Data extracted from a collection
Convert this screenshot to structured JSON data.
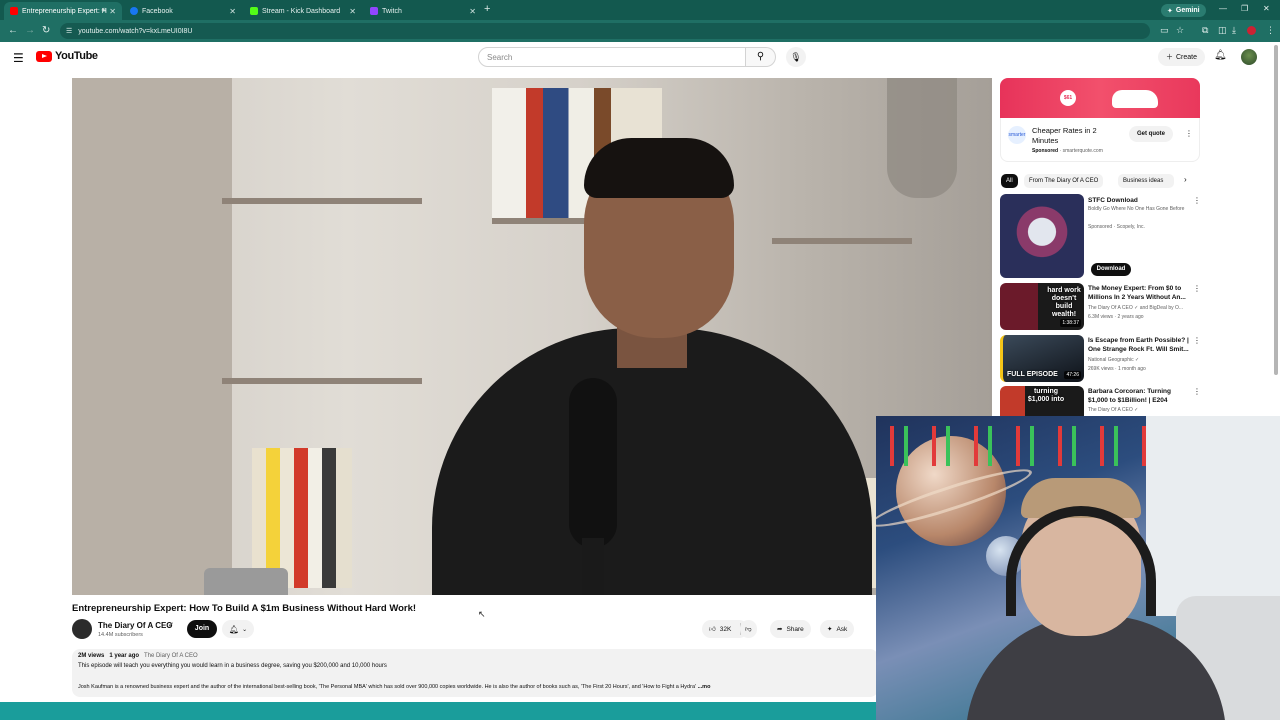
{
  "browser": {
    "tabs": [
      {
        "label": "Entrepreneurship Expert: H",
        "active": true,
        "favicon_color": "#ff0000"
      },
      {
        "label": "Facebook",
        "active": false,
        "favicon_color": "#1877f2"
      },
      {
        "label": "Stream - Kick Dashboard",
        "active": false,
        "favicon_color": "#53fc18"
      },
      {
        "label": "Twitch",
        "active": false,
        "favicon_color": "#9146ff"
      }
    ],
    "new_tab": "+",
    "gemini_label": "Gemini",
    "url": "youtube.com/watch?v=kxLmeUI0I8U",
    "accent": "#13594f"
  },
  "youtube": {
    "logo_text": "YouTube",
    "search_placeholder": "Search",
    "create_label": "Create"
  },
  "video": {
    "title": "Entrepreneurship Expert: How To Build A $1m Business Without Hard Work!",
    "channel": "The Diary Of A CEO",
    "subscribers": "14.4M subscribers",
    "join_label": "Join",
    "likes": "32K",
    "share_label": "Share",
    "ask_label": "Ask"
  },
  "description": {
    "views": "2M views",
    "age": "1 year ago",
    "channel_tag": "The Diary Of A CEO",
    "line1": "This episode will teach you everything you would learn in a business degree, saving you $200,000 and 10,000 hours",
    "line2": "Josh Kaufman is a renowned business expert and the author of the international best-selling book, 'The Personal MBA' which has sold over 900,000 copies worldwide. He is also the author of books such as, 'The First 20 Hours', and 'How to Fight a Hydra'",
    "more": "...mo"
  },
  "ad": {
    "banner_tag": "$61",
    "logo_text": "smarter",
    "title": "Cheaper Rates in 2 Minutes",
    "sponsored": "Sponsored",
    "domain": "smarterquote.com",
    "cta": "Get quote"
  },
  "chips": [
    "All",
    "From The Diary Of A CEO",
    "Business ideas"
  ],
  "recommendations": [
    {
      "title": "STFC Download",
      "sub1": "Boldly Go Where No One Has Gone Before",
      "sub2": "Sponsored · Scopely, Inc.",
      "cta": "Download"
    },
    {
      "title": "The Money Expert: From $0 to Millions In 2 Years Without An...",
      "sub1": "The Diary Of A CEO ✓ and BigDeal by O...",
      "sub2": "6.3M views · 2 years ago",
      "duration": "1:38:37",
      "thumb_text": "hard work doesn't build wealth!"
    },
    {
      "title": "Is Escape from Earth Possible? | One Strange Rock Ft. Will Smit...",
      "sub1": "National Geographic ✓",
      "sub2": "269K views · 1 month ago",
      "duration": "47:26",
      "thumb_text": "FULL EPISODE"
    },
    {
      "title": "Barbara Corcoran: Turning $1,000 to $1Billion! | E204",
      "sub1": "The Diary Of A CEO ✓",
      "sub2": "",
      "thumb_text": "turning $1,000 into"
    }
  ]
}
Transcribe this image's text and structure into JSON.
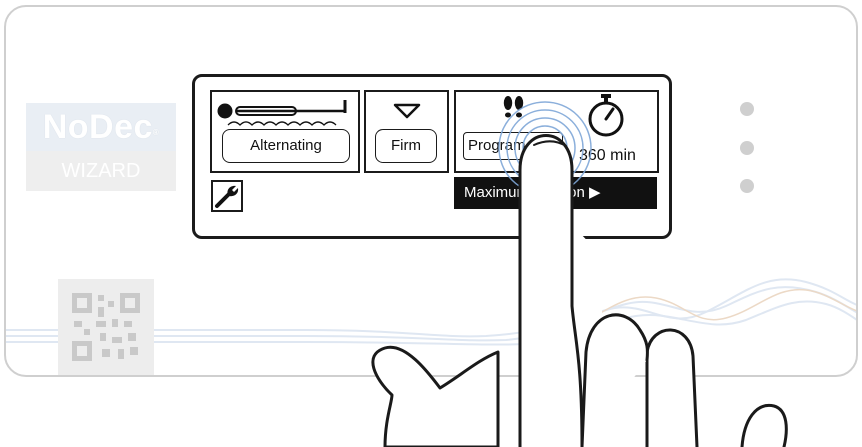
{
  "brand": {
    "name": "NoDec",
    "registered_mark": "®",
    "model": "WIZARD"
  },
  "screen": {
    "mode_label": "Alternating",
    "firmness_label": "Firm",
    "program_label": "Program",
    "timer_label": "360 min",
    "maximum_label": "Maximum inflation",
    "maximum_arrow": "▶"
  },
  "icons": {
    "mode": "mattress-alternating-icon",
    "firmness": "triangle-down-icon",
    "program": "footprints-icon",
    "timer": "stopwatch-icon",
    "settings": "wrench-icon",
    "qr": "qr-code-icon",
    "touch": "touching-finger-icon"
  },
  "colors": {
    "screen_border": "#1b1b1b",
    "led": "#cfcfcf",
    "brand_bg": "#e9eef4",
    "touch_ripple": "#7fa7d8"
  }
}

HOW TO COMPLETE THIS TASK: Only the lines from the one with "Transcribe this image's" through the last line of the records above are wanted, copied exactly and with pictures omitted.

EXPECTED ANSWER:
Transcribe this image's text and structure into JSON.
{
  "brand": {
    "name": "NoDec",
    "registered_mark": "®",
    "model": "WIZARD"
  },
  "screen": {
    "mode_label": "Alternating",
    "firmness_label": "Firm",
    "program_label": "Program",
    "timer_label": "360 min",
    "maximum_label": "Maximum inflation",
    "maximum_arrow": "▶"
  },
  "icons": {
    "mode": "mattress-alternating-icon",
    "firmness": "triangle-down-icon",
    "program": "footprints-icon",
    "timer": "stopwatch-icon",
    "settings": "wrench-icon",
    "qr": "qr-code-icon",
    "touch": "touching-finger-icon"
  },
  "colors": {
    "screen_border": "#1b1b1b",
    "led": "#cfcfcf",
    "brand_bg": "#e9eef4",
    "touch_ripple": "#7fa7d8"
  }
}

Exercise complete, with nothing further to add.